RECORDS FOR THIS TASK

:::::

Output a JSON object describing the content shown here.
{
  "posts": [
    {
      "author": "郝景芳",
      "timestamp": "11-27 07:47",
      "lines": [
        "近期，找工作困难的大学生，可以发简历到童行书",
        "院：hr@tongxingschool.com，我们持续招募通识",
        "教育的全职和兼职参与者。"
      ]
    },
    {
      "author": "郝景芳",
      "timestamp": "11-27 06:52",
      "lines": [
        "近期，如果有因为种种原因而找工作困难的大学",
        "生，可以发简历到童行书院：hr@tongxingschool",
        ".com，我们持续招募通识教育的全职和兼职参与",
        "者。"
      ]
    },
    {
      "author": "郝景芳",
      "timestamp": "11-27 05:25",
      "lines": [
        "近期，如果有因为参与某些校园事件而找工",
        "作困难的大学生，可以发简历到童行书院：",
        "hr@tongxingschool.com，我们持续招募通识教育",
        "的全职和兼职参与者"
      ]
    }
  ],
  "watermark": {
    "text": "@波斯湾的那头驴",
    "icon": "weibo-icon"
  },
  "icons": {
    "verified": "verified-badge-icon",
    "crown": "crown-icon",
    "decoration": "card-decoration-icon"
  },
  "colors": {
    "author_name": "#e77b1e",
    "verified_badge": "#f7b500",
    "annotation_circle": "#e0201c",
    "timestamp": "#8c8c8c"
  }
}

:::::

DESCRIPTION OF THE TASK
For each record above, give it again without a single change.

ANSWER FOR THIS EXERCISE
Output a JSON object describing the content shown here.
{
  "posts": [
    {
      "author": "郝景芳",
      "timestamp": "11-27 07:47",
      "lines": [
        "近期，找工作困难的大学生，可以发简历到童行书",
        "院：hr@tongxingschool.com，我们持续招募通识",
        "教育的全职和兼职参与者。"
      ]
    },
    {
      "author": "郝景芳",
      "timestamp": "11-27 06:52",
      "lines": [
        "近期，如果有因为种种原因而找工作困难的大学",
        "生，可以发简历到童行书院：hr@tongxingschool",
        ".com，我们持续招募通识教育的全职和兼职参与",
        "者。"
      ]
    },
    {
      "author": "郝景芳",
      "timestamp": "11-27 05:25",
      "lines": [
        "近期，如果有因为参与某些校园事件而找工",
        "作困难的大学生，可以发简历到童行书院：",
        "hr@tongxingschool.com，我们持续招募通识教育",
        "的全职和兼职参与者"
      ]
    }
  ],
  "watermark": {
    "text": "@波斯湾的那头驴",
    "icon": "weibo-icon"
  },
  "icons": {
    "verified": "verified-badge-icon",
    "crown": "crown-icon",
    "decoration": "card-decoration-icon"
  },
  "colors": {
    "author_name": "#e77b1e",
    "verified_badge": "#f7b500",
    "annotation_circle": "#e0201c",
    "timestamp": "#8c8c8c"
  }
}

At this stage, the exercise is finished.